The public discussion about dams continues in today’s Letters to the Bee, and I’ve inserted content corrections highlighted and in brackets.
Here are exceprts.
Letters to Editor
Thursday, March 23, 2006
Letter #1) What killed funding for new dams in the Legislature's infrastructure bond debate was the hard fact that new dams produce less water and cost far more than water conservation or other water management choices (visit friendsoftheriver.org for the numbers).
Nearly 6 million acre-feet of new surface and groundwater storage has been developed in the last 15 years. In addition, total water use in California is actually declining and could decline faster, even as the population and economy grows, if we invest in common-sense water management programs.
Instead of destructive, costly and unproductive dams, the state needs to invest in conservation, reclamation and groundwater storage - all programs that truly meet our water needs and conserve and restore the environment. [Except provide flood protection]
Letter #2) debates over new dams in California often take on a religious fervor, but The Bee mischaracterized the "soft path" to water, an approach defined and described in detailed work from the Pacific Institute.

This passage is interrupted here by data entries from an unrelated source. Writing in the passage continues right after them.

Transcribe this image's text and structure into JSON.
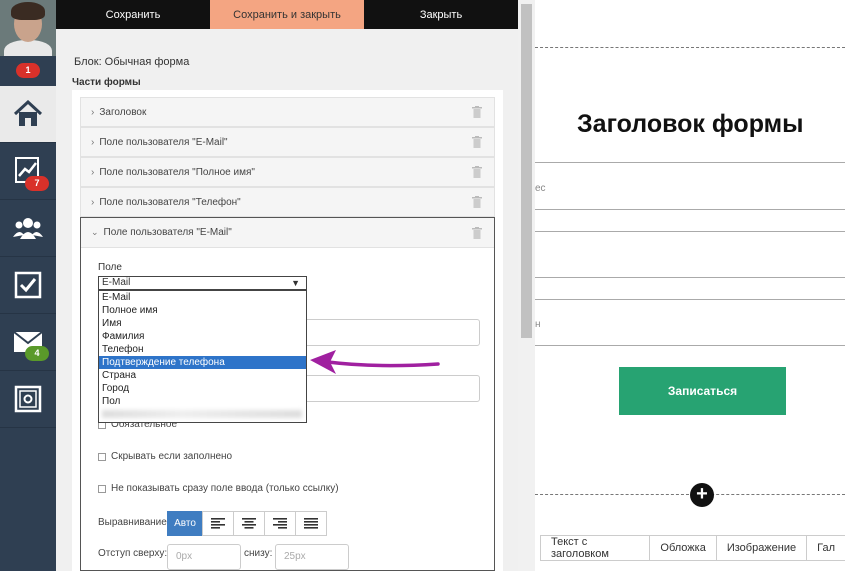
{
  "sidebar": {
    "avatar_badge": "1",
    "items": [
      {
        "icon": "home-icon"
      },
      {
        "icon": "chart-icon",
        "badge": "7"
      },
      {
        "icon": "users-icon"
      },
      {
        "icon": "checkbox-icon"
      },
      {
        "icon": "mail-icon",
        "badge": "4"
      },
      {
        "icon": "safe-icon"
      }
    ]
  },
  "toolbar": {
    "save": "Сохранить",
    "save_close": "Сохранить и закрыть",
    "close": "Закрыть"
  },
  "editor": {
    "block_title": "Блок: Обычная форма",
    "parts_title": "Части формы",
    "parts": [
      "Заголовок",
      "Поле пользователя \"E-Mail\"",
      "Поле пользователя \"Полное имя\"",
      "Поле пользователя \"Телефон\""
    ],
    "expanded_title": "Поле пользователя \"E-Mail\"",
    "field_label": "Поле",
    "field_value": "E-Mail",
    "options": [
      "E-Mail",
      "Полное имя",
      "Имя",
      "Фамилия",
      "Телефон",
      "Подтверждение телефона",
      "Страна",
      "Город",
      "Пол"
    ],
    "selected_option": "Подтверждение телефона",
    "checks": {
      "required": "Обязательное",
      "hide_filled": "Скрывать если заполнено",
      "link_only": "Не показывать сразу поле ввода (только ссылку)"
    },
    "align_label": "Выравнивание",
    "align_auto": "Авто",
    "margin_top_label": "Отступ сверху:",
    "margin_top_placeholder": "0px",
    "margin_bottom_label": "снизу:",
    "margin_bottom_placeholder": "25px"
  },
  "preview": {
    "title": "Заголовок формы",
    "label1": "ес",
    "label2": "н",
    "submit": "Записаться",
    "tabs": [
      "Текст с заголовком",
      "Обложка",
      "Изображение",
      "Гал"
    ]
  },
  "colors": {
    "sidebar_bg": "#2f3f52",
    "save_close_bg": "#f4a582",
    "selected_option": "#2e74c9",
    "submit_bg": "#27a372",
    "arrow": "#a020a0"
  }
}
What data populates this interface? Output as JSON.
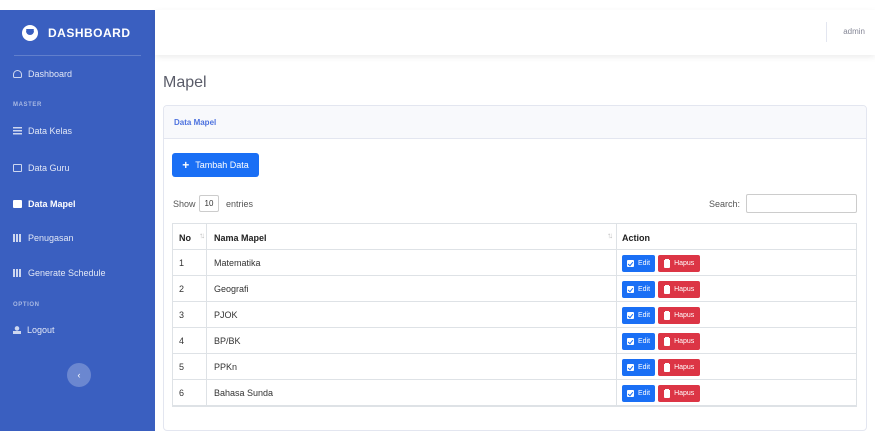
{
  "brand": {
    "title": "DASHBOARD",
    "icon": "laugh-icon"
  },
  "sidebar": {
    "dashboard": "Dashboard",
    "section_master": "MASTER",
    "section_option": "OPTION",
    "items": [
      {
        "label": "Data Kelas",
        "icon": "table-icon"
      },
      {
        "label": "Data Guru",
        "icon": "box-icon"
      },
      {
        "label": "Data Mapel",
        "icon": "book-icon"
      },
      {
        "label": "Penugasan",
        "icon": "grid-icon"
      },
      {
        "label": "Generate Schedule",
        "icon": "grid-icon"
      }
    ],
    "logout": "Logout",
    "toggle_glyph": "‹"
  },
  "topbar": {
    "user": "admin"
  },
  "page": {
    "title": "Mapel"
  },
  "card": {
    "header": "Data Mapel",
    "add_button": "Tambah Data",
    "show_label": "Show",
    "length_value": "10",
    "entries_label": "entries",
    "search_label": "Search:"
  },
  "table": {
    "headers": {
      "no": "No",
      "name": "Nama Mapel",
      "action": "Action"
    },
    "edit_label": "Edit",
    "delete_label": "Hapus",
    "rows": [
      {
        "no": "1",
        "name": "Matematika"
      },
      {
        "no": "2",
        "name": "Geografi"
      },
      {
        "no": "3",
        "name": "PJOK"
      },
      {
        "no": "4",
        "name": "BP/BK"
      },
      {
        "no": "5",
        "name": "PPKn"
      },
      {
        "no": "6",
        "name": "Bahasa Sunda"
      }
    ]
  },
  "colors": {
    "sidebar": "#3a5fc0",
    "primary": "#1a6ff5",
    "danger": "#dc3545"
  }
}
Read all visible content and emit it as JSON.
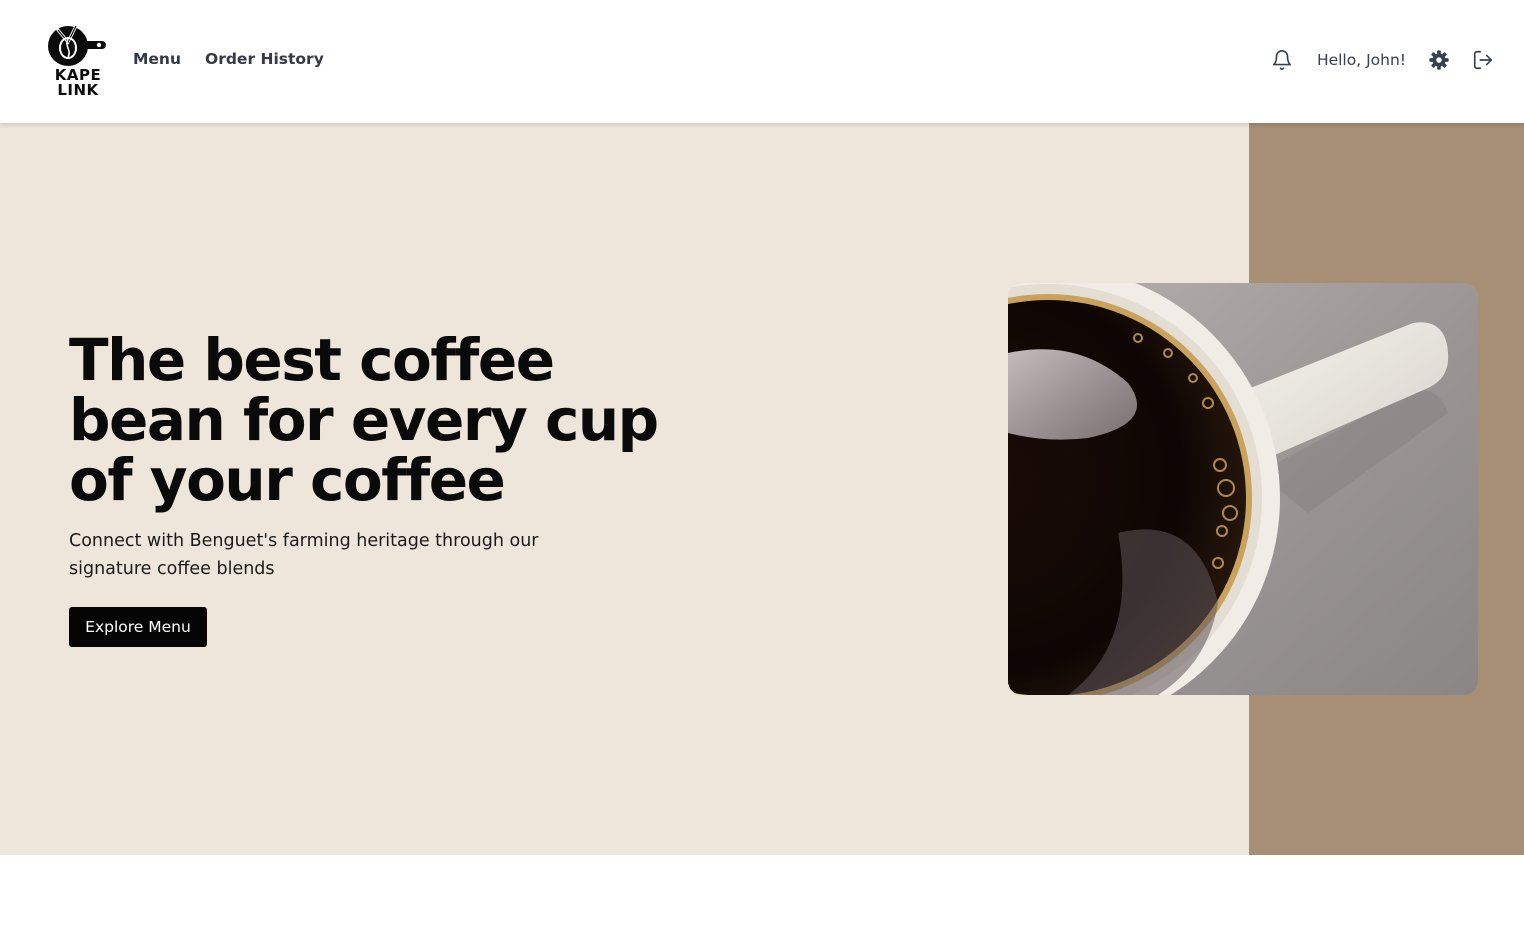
{
  "brand": {
    "logo_text_line1": "KAPE",
    "logo_text_line2": "LINK"
  },
  "nav": {
    "items": [
      {
        "label": "Menu"
      },
      {
        "label": "Order History"
      }
    ]
  },
  "header_right": {
    "greeting": "Hello, John!",
    "icons": [
      "bell-icon",
      "gear-icon",
      "logout-icon"
    ]
  },
  "hero": {
    "headline": "The best coffee bean for every cup of your coffee",
    "subtext": "Connect with Benguet's farming heritage through our signature coffee blends",
    "cta_label": "Explore Menu",
    "image_subject": "coffee-cup-image"
  },
  "colors": {
    "hero_background": "#eee5db",
    "accent_strip": "#a68f74",
    "button": "#050505",
    "nav_text": "#343a48"
  }
}
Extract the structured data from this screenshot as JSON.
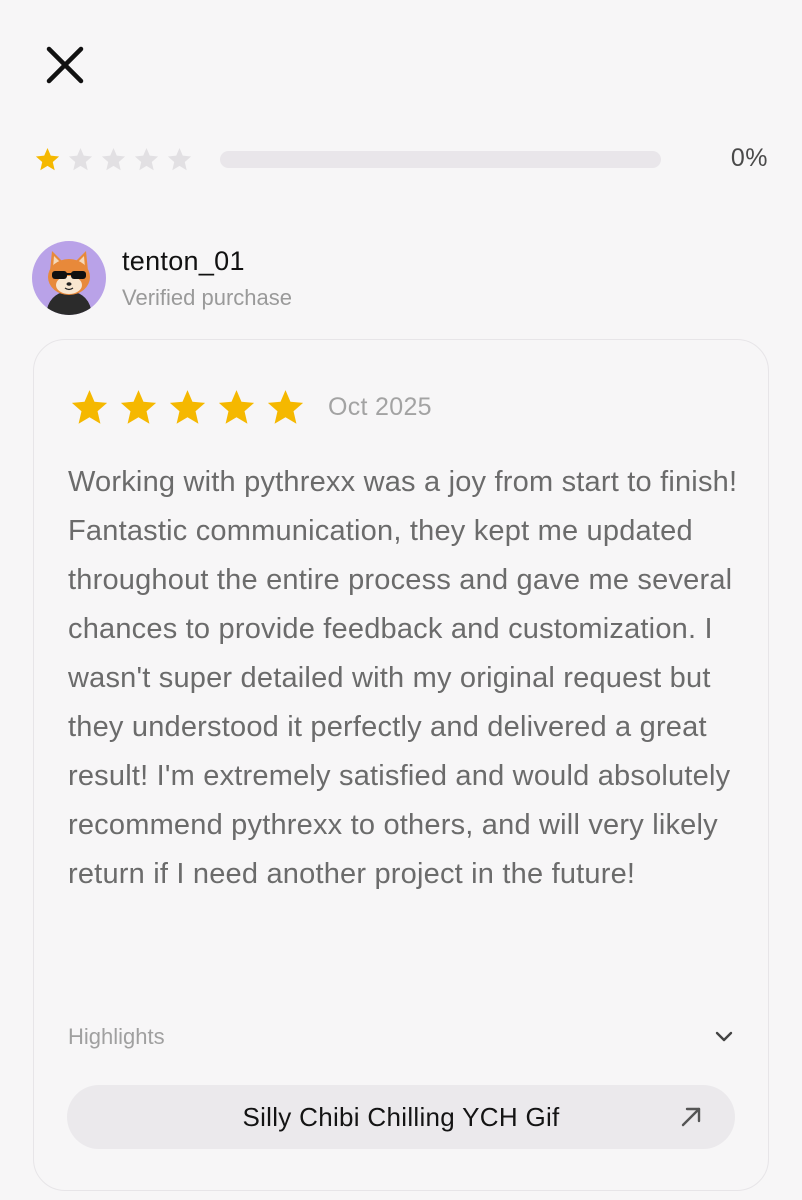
{
  "rating_summary": {
    "star_level": 1,
    "max_stars": 5,
    "bar_fill_fraction": 0.0,
    "percent_label": "0%",
    "star_color": "#f5b800",
    "empty_star_color": "#e2e0e3"
  },
  "review": {
    "username": "tenton_01",
    "verified_label": "Verified purchase",
    "rating": 5,
    "date": "Oct 2025",
    "text": "Working with pythrexx was a joy from start to finish! Fantastic communication, they kept me updated throughout the entire process and gave me several chances to provide feedback and customization. I wasn't super detailed with my original request but they understood it perfectly and delivered a great result! I'm extremely satisfied and would absolutely recommend pythrexx to others, and will very likely return if I need another project in the future!",
    "highlights_label": "Highlights",
    "product_link_label": "Silly Chibi Chilling YCH Gif"
  },
  "icons": {
    "close": "close-icon",
    "chevron": "chevron-down-icon",
    "arrow": "arrow-up-right-icon",
    "avatar": "avatar-shiba-sunglasses"
  },
  "colors": {
    "background": "#f7f6f7",
    "avatar_bg": "#b9a2e8",
    "pill_bg": "#ebe9ec"
  }
}
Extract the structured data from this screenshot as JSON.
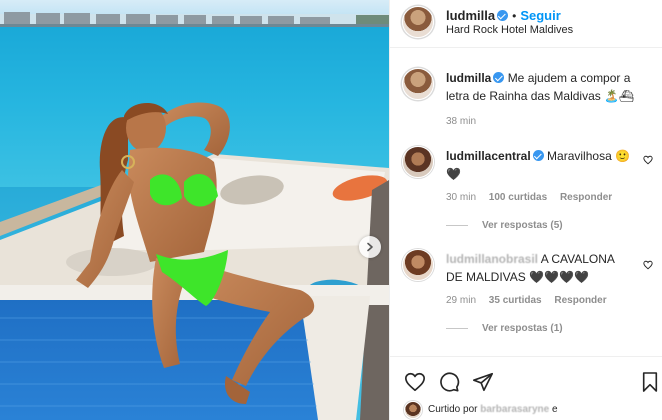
{
  "post": {
    "username": "ludmilla",
    "follow_label": "Seguir",
    "location": "Hard Rock Hotel Maldives",
    "caption_username": "ludmilla",
    "caption_line1": "Me ajudem a compor a",
    "caption_line2": "letra de Rainha das Maldivas",
    "caption_emojis": "🏝️⛴",
    "caption_time": "38 min"
  },
  "comments": [
    {
      "username": "ludmillacentral",
      "text": "Maravilhosa",
      "emoji1": "🙂",
      "emoji2": "🖤",
      "time": "30 min",
      "likes": "100 curtidas",
      "reply_label": "Responder",
      "view_replies": "Ver respostas (5)"
    },
    {
      "username": "ludmillanobrasil",
      "text_line1": "A CAVALONA",
      "text_line2": "DE MALDIVAS",
      "hearts": "🖤🖤🖤🖤",
      "time": "29 min",
      "likes": "35 curtidas",
      "reply_label": "Responder",
      "view_replies": "Ver respostas (1)"
    }
  ],
  "footer": {
    "liked_by_prefix": "Curtido por",
    "liked_by_user": "barbarasaryne",
    "liked_by_suffix": "e"
  },
  "icons": {
    "like": "heart-icon",
    "comment": "comment-icon",
    "share": "share-icon",
    "save": "bookmark-icon",
    "next": "chevron-right-icon"
  },
  "colors": {
    "link_blue": "#0095f6",
    "verified_blue": "#3897f0",
    "meta_gray": "#8e8e8e",
    "bikini_green": "#3ee52a"
  }
}
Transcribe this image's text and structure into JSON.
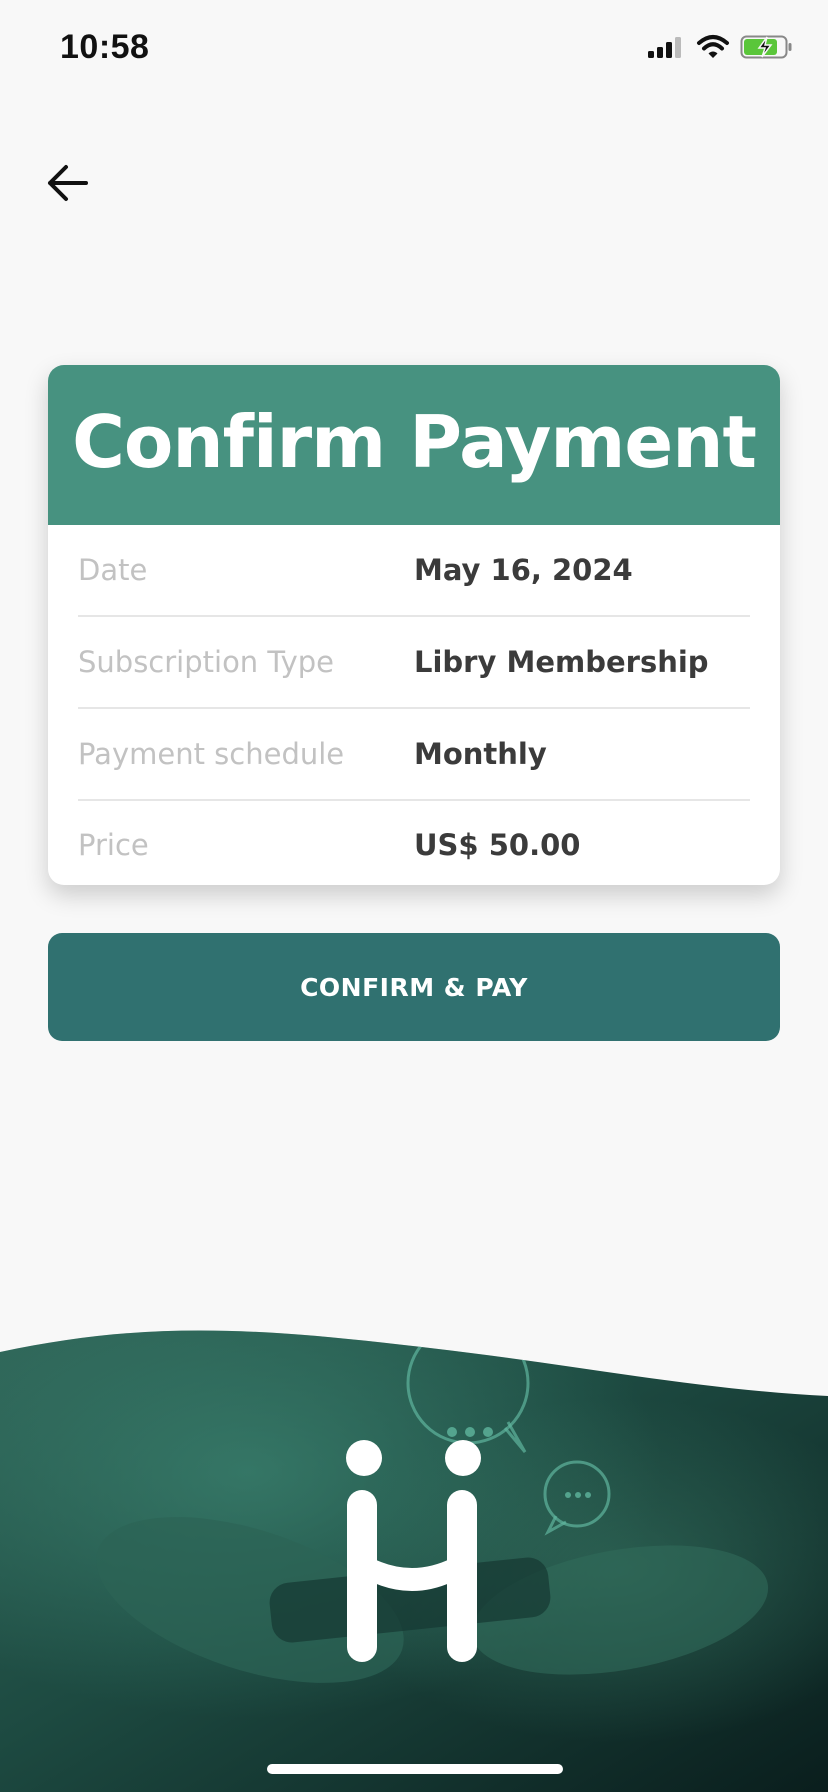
{
  "status_bar": {
    "time": "10:58",
    "icons": [
      "signal-icon",
      "wifi-icon",
      "battery-charging-icon"
    ]
  },
  "navigation": {
    "back_icon": "arrow-left-icon"
  },
  "card": {
    "title": "Confirm Payment",
    "rows": [
      {
        "label": "Date",
        "value": "May 16, 2024"
      },
      {
        "label": "Subscription Type",
        "value": "Libry Membership"
      },
      {
        "label": "Payment schedule",
        "value": "Monthly"
      },
      {
        "label": "Price",
        "value": "US$ 50.00"
      }
    ]
  },
  "actions": {
    "confirm_label": "CONFIRM & PAY"
  },
  "colors": {
    "header": "#479280",
    "button": "#307170",
    "background": "#f8f8f8"
  }
}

The soft path does not preclude new dams or infrastructure. Indeed, in California, new infrastructure may someday be needed. But not today. All of the benefits [Except for flood protection] that new dams could offer can be provided faster, cheaper and cleaner by reducing the wasteful use of water, expanding supplies by smarter use of reclaimed water and groundwater, and reducing inappropriate subsidies that encourage water waste.